Stage 3:

Mild cognitive decline
Early-stage Alzheimer's can be diagnosed in some, but not all, individuals with these symptoms


Friends, family or co-workers begin to notice deficiencies. Problems with memory or concentration may be measurable in clinical testing or discernible during a detailed medical interview. Common difficulties include:

  • Word- or name-finding problems noticeable to family or close associates
  • Decreased ability to remember names when introduced to new people
  • Performance issues in social or work settings noticeable to family, friends or co-workers
  • Reading a passage and retaining little material
  • Losing or misplacing a valuable object
  • Decline in ability to plan or organize

Stage 4:

Moderate cognitive decline
(Mild or early-stage Alzheimer's disease)


At this stage, a careful medical interview detects clear-cut deficiencies in the following areas:

  • Decreased knowledge of recent occasions or current events
  • Impaired ability to perform challenging mental arithmetic-for example, to count backward from 75 by 7s
  • Decreased capacity to perform complex tasks, such as planning dinner for guests, paying bills and managing finances
  • Reduced memory of personal history
  • The affected individual may seem subdued and withdrawn, especially in socially or mentally challenging situations

Stage 5:

Moderately severe cognitive decline
(Moderate or mid-stage Alzheimer's disease)


Major gaps in memory and deficits in cognitive function emerge. Some assistance with day-to-day activities becomes essential. At this stage, individuals may:
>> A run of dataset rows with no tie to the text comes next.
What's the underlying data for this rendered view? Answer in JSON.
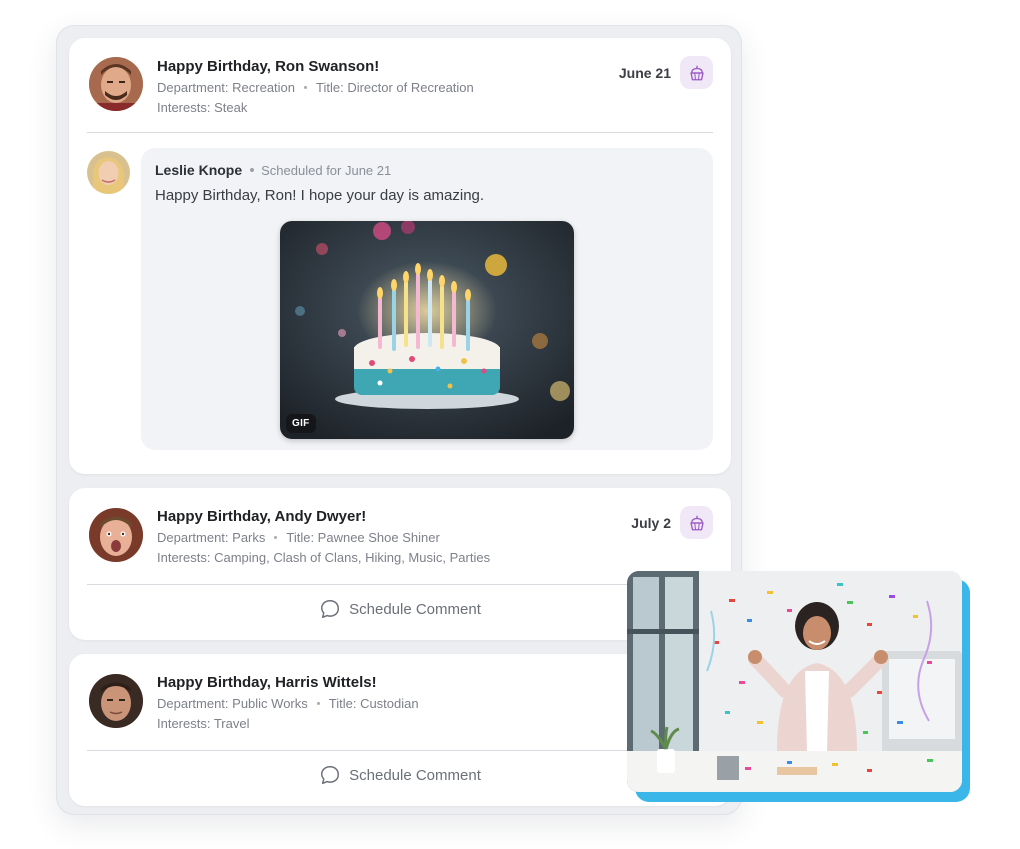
{
  "cards": [
    {
      "name": "Happy Birthday, Ron Swanson!",
      "department": "Department: Recreation",
      "title": "Title: Director of Recreation",
      "interests": "Interests: Steak",
      "date": "June 21"
    },
    {
      "name": "Happy Birthday, Andy Dwyer!",
      "department": "Department: Parks",
      "title": "Title: Pawnee Shoe Shiner",
      "interests": "Interests: Camping, Clash of Clans, Hiking, Music, Parties",
      "date": "July 2",
      "action": "Schedule Comment"
    },
    {
      "name": "Happy Birthday, Harris Wittels!",
      "department": "Department: Public Works",
      "title": "Title: Custodian",
      "interests": "Interests: Travel",
      "action": "Schedule Comment"
    }
  ],
  "comment": {
    "author": "Leslie Knope",
    "scheduled": "Scheduled for June 21",
    "message": "Happy Birthday, Ron! I hope your day is amazing.",
    "gif_label": "GIF"
  },
  "icons": {
    "badge": "cupcake-icon",
    "action": "speech-bubble-icon"
  },
  "colors": {
    "accent": "#9b59c6",
    "badge_bg": "#f1e8f7",
    "photo_frame": "#3bb6e8"
  }
}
  • Be unable during a medical interview to recall such important details as their current address, their telephone number or the name of the college or high school from which they graduated
  • Become confused about where they are or about the date, day of the week or season
  • Have trouble with less challenging mental arithmetic; for example, counting backward from 40 by 4s or from 20 by 2s
  • Need help choosing proper clothing for the season or the occasion
  • Usually retain substantial knowledge about themselves and know their own name and the names of their spouse or children
  • Usually require no assistance with eating or using the toilet
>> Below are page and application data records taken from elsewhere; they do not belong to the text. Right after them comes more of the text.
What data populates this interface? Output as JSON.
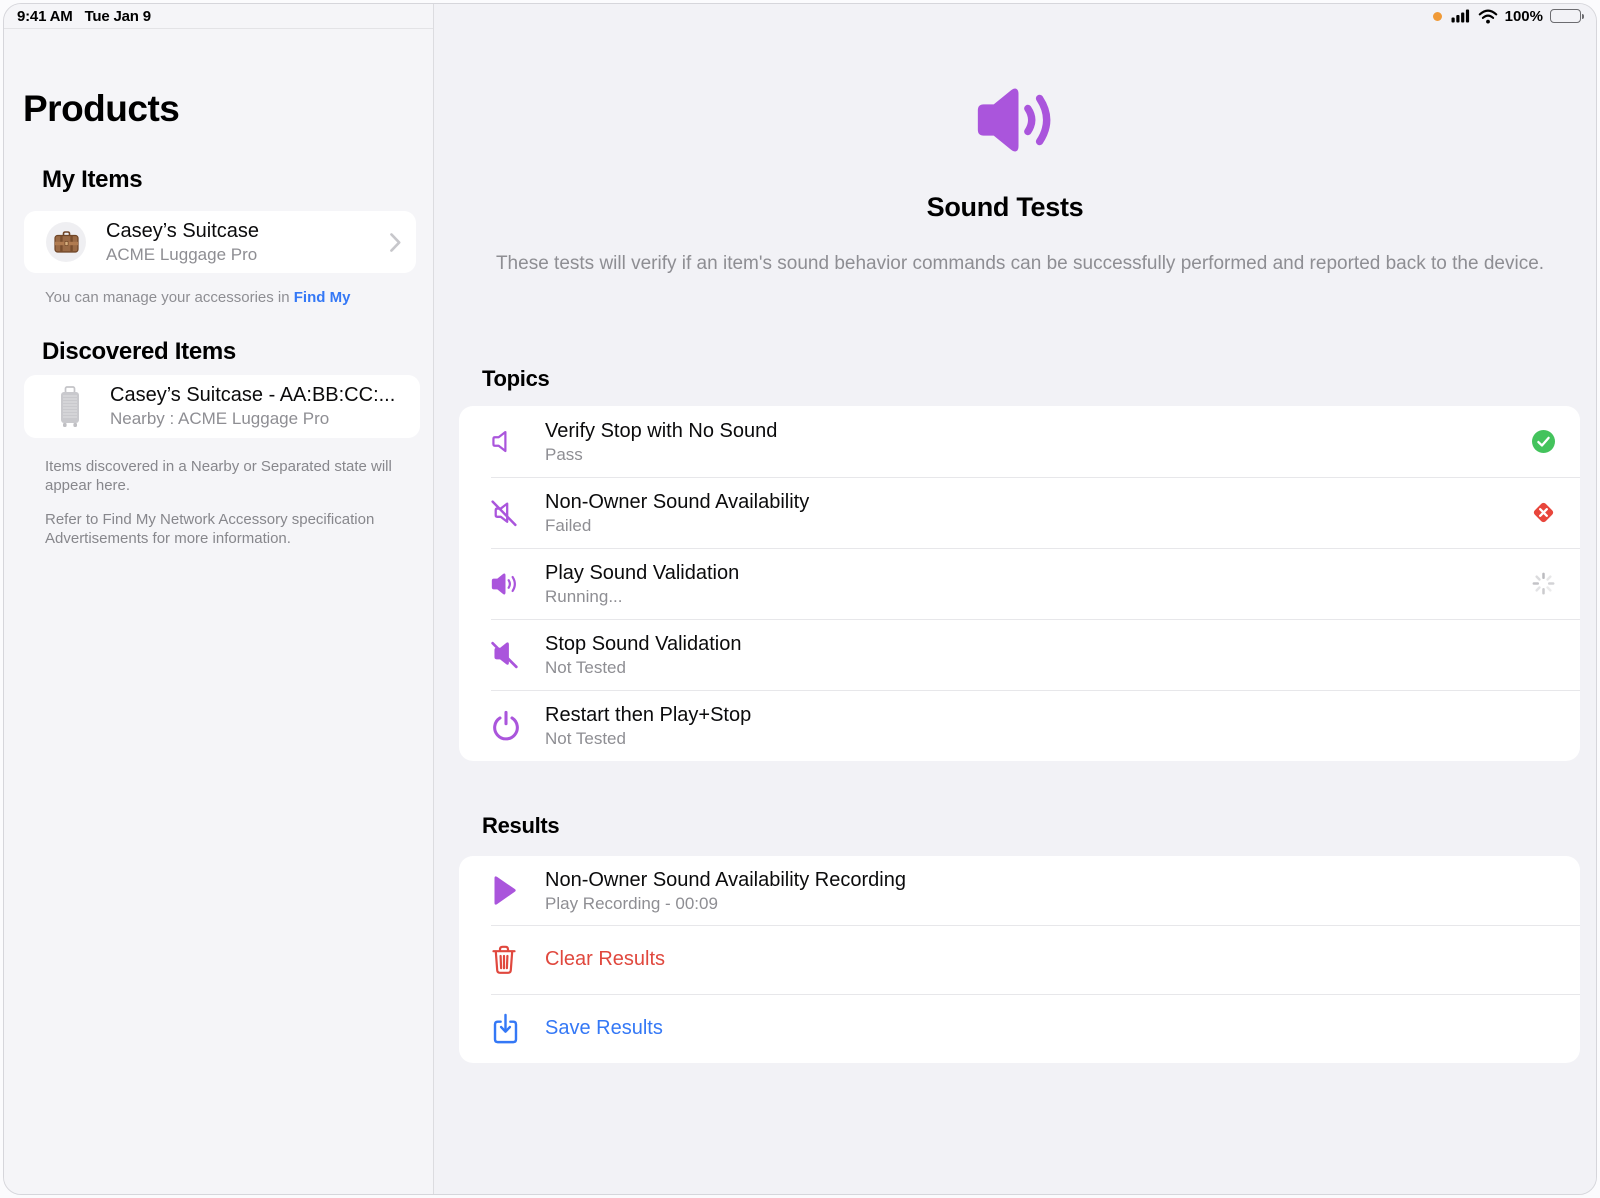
{
  "status_bar": {
    "time": "9:41 AM",
    "date": "Tue Jan 9",
    "battery_percent": "100%",
    "icons": [
      "recording-indicator-dot",
      "cellular-signal-icon",
      "wifi-icon",
      "battery-icon"
    ]
  },
  "sidebar": {
    "title": "Products",
    "my_items": {
      "header": "My Items",
      "item": {
        "icon": "suitcase-emoji-icon",
        "title": "Casey’s Suitcase",
        "subtitle": "ACME Luggage Pro"
      },
      "note_prefix": "You can manage your accessories in ",
      "note_link": "Find My"
    },
    "discovered": {
      "header": "Discovered Items",
      "item": {
        "icon": "rolling-luggage-icon",
        "title": "Casey’s Suitcase - AA:BB:CC:...",
        "subtitle": "Nearby : ACME Luggage Pro"
      },
      "footnote1": "Items discovered in a Nearby or Separated state will appear here.",
      "footnote2": "Refer to Find My Network Accessory specification Advertisements for more information."
    }
  },
  "main": {
    "hero_icon": "speaker-wave-icon",
    "title": "Sound Tests",
    "description": "These tests will verify if an item's sound behavior commands can be successfully performed and reported back to the device.",
    "topics": {
      "header": "Topics",
      "rows": [
        {
          "icon": "speaker-outline-icon",
          "title": "Verify Stop with No Sound",
          "status_text": "Pass",
          "status": "pass"
        },
        {
          "icon": "speaker-slash-outline-icon",
          "title": "Non-Owner Sound Availability",
          "status_text": "Failed",
          "status": "failed"
        },
        {
          "icon": "speaker-wave-fill-icon",
          "title": "Play Sound Validation",
          "status_text": "Running...",
          "status": "running"
        },
        {
          "icon": "speaker-slash-fill-icon",
          "title": "Stop Sound Validation",
          "status_text": "Not Tested",
          "status": "none"
        },
        {
          "icon": "power-icon",
          "title": "Restart then Play+Stop",
          "status_text": "Not Tested",
          "status": "none"
        }
      ]
    },
    "results": {
      "header": "Results",
      "recording": {
        "icon": "play-icon",
        "title": "Non-Owner Sound Availability Recording",
        "subtitle": "Play Recording - 00:09"
      },
      "clear_label": "Clear Results",
      "save_label": "Save Results"
    }
  },
  "colors": {
    "purple": "#AA55DC",
    "green": "#43C35C",
    "red_status": "#E8463C",
    "red_action": "#E0483E",
    "blue": "#3478F6",
    "secondary_text": "#8E8E93"
  }
}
Stage 6:

Severe cognitive decline
(Moderately severe or mid-stage Alzheimer's disease)


Memory difficulties continue to worsen, significant personality changes may emerge and affected individuals need extensive help with customary daily activities. At this stage, individuals may:
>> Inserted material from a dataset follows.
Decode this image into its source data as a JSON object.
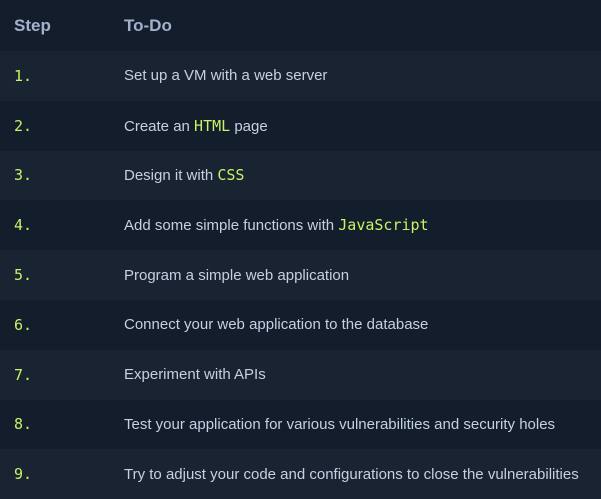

  • Lose most awareness of recent experiences and events as well as of their surroundings
  • Recollect their personal history imperfectly, although they generally recall their own name
  • Occasionally forget the name of their spouse or primary caregiver but generally can distinguish familiar from unfamiliar faces
  • Need help getting dressed properly; without supervision, may make such errors as putting pajamas over daytime clothes or shoes on wrong feet
  • Experience disruption of their normal sleep/waking cycle
  • Need help with handling details of toileting (flushing toilet, wiping and disposing of tissue properly)
  • Have increasing episodes of urinary or fecal incontinence
  • Experience significant personality changes and behavioral symptoms, including suspiciousness and delusions (for example, believing that their caregiver is an impostor); hallucinations (seeing or hearing things that are not really there); or compulsive, repetitive behaviors such as hand-wringing or tissue shredding
  • Tend to wander and become lost

Stage 7:

Very severe cognitive decline
(Severe or late-stage Alzheimer's disease)


This is the final stage of the disease when individuals lose the ability to respond to their environment, the ability to speak and, ultimately, the ability to control movement.

  • Frequently individuals lose their capacity for recognizable speech, although words or phrases may occasionally be uttered
  • Individuals need help with eating and toileting and there is general incontinence of urine
  • Individuals lose the ability to walk without assistance, then the ability to sit without support, the ability to smile, and the ability to hold their head up. Reflexes become abnormal and muscles grow rigid. Swallowing is impaired.